But the court case dragged on.  And on.  And on.  Days turned to weeks which turned to months.  In October, a full three months since he was taken into custody, Angelo began to show signs that the stress of his environment was taking its toll.  His behavior changed dramatically and worsened everyday.  His interest in toys disappeared.  He began biting the fencing of his cage.  Looking into his eyes it was clear he was losing his mind.  And yet the court case dragged on.  Angelo was slipping away, and there was nothing anyone could do about it.

When Dottie called she asked me to photograph Angelo in a way that would illustrate his suffering.  Before I sat with him I had ideas about how to do that.  Images that show the sterile conditions of a shelter.  Gray, cold light that conveys isolation and loneliness.  And so on.  As soon as I sat on the floor outside Angelo’s cage I knew I didn’t have to do anything to highlight his condition.  I just had to show Angelo.  The look in his eyes was one of horror.  His soul was in a constant state of torture.  He was trapped in his cage and trapped in his mind.  He would chew on the fencing until his mouth bled.  He would paw at the door as a sad plea to be released.  Then he would turn away, deliberately facing in the other direction and stare into space.  His behavior was not aggressive.  It was desperate.  I had seen plenty of dogs who were stressed by being in the shelter, but I had never seen anything like Angelo.  His confinement had made him insane.  He was a tortured soul.

Less than two weeks after these photos were taken Angelo was euthanized.  A part of me felt relief for him, and imagined his soul taking a deep sigh as he passed.  He was finally free of the torture.  And a big part of me felt rage.  Rage toward the humans who put Angelo in this situation.  Rage toward the system that callously ignored the fact that a life was suffering in a cage because “the wheels of justice” only go so fast.  And another part of me felt a deep sadness.  I still feel it.  I have tears in my eyes as I type.  This tragedy didn’t have to happen.  Angelo didn’t have to suffer.  It wasn’t his fault.

As I write I’m realizing that I’m doing so to deal with the rage and sadness.  It hasn’t gone away.  I haven’t been able to compartmentalize it like I often can.  Angelo lives somewhere in my spirit.  His horror and unnecessary death stand as a reminder that we have so much work to do to make the world a better place for our animals.  If Angelo’s story and images speak to you I hope you’ll allow him to live in your spirit as well.  And that you’ll honor that place he holds by joining the forces of good for animals.  Take action against animal cruelty.  Encourage your government leaders to strengthen laws against abuse.  Volunteer at a local shelter or rescue.  Donate money or resources to organizations working in support of saving animals.  Do something.  Do anything.  It won’t bring Angelo and the millions like him back, but it will help move us closer to a day when there are no more Angelos who have to endure animal abuse.  That will make the world a better place.

 

Catching up…Furfest at Southern Ocean County Animal Facility

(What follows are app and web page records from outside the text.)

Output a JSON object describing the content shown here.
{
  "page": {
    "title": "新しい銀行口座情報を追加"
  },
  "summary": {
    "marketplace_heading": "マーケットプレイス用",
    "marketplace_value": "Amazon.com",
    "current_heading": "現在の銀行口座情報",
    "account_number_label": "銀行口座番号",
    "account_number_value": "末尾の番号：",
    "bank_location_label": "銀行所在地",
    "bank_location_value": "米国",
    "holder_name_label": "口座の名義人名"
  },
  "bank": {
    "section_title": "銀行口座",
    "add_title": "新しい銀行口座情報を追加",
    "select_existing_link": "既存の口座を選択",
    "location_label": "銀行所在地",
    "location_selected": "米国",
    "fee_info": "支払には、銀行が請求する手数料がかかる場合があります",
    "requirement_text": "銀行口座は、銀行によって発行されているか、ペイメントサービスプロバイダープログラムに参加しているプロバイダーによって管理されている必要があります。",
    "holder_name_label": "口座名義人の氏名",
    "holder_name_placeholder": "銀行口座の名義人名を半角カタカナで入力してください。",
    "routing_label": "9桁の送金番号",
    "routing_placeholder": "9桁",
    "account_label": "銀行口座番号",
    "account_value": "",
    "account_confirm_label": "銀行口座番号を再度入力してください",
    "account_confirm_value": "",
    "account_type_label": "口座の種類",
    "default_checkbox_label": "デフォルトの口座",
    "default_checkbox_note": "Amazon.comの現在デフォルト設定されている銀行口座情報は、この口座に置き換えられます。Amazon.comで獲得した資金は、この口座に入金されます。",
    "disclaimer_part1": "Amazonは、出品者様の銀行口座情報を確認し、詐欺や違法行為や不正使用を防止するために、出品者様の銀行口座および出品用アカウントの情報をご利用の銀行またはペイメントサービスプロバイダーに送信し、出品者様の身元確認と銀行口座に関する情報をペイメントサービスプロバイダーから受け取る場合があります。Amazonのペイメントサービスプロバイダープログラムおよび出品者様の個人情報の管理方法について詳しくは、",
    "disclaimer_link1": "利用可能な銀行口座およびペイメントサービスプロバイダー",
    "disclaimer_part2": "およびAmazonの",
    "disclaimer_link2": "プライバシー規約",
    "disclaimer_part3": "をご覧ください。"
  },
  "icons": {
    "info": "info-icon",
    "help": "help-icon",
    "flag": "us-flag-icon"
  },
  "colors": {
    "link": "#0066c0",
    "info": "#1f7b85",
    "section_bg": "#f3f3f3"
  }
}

It’s been a long two weeks.  I hardly believe that it’s only been two weeks.  And I’m one of the lucky ones.  Aside from 10 days without power I came through the Superstorm Sandy unscathed.  My heart and prayers go out to the many families who have been devastated by Sandy and who continue to suffer.

The Saturday before the storm the Friends of Southern Ocean County Animal Facility held their Furfest.  We were pleasantly surprised by how many people took time away from their storm preparations to have some fun with their dogs.  The costume parade was a trip – dozens of dogs dressed up as everything from a cave man to a thoroughbred horse to – my favorite – a Dachshund dressed as a hot dog.  It was terrific.  Inside I offered a quick photo session for a donation to the Friends group, and I am proud to have raised over $200 in just two hours.  As always, I had some great models to work with.  Here are a few of my favorites.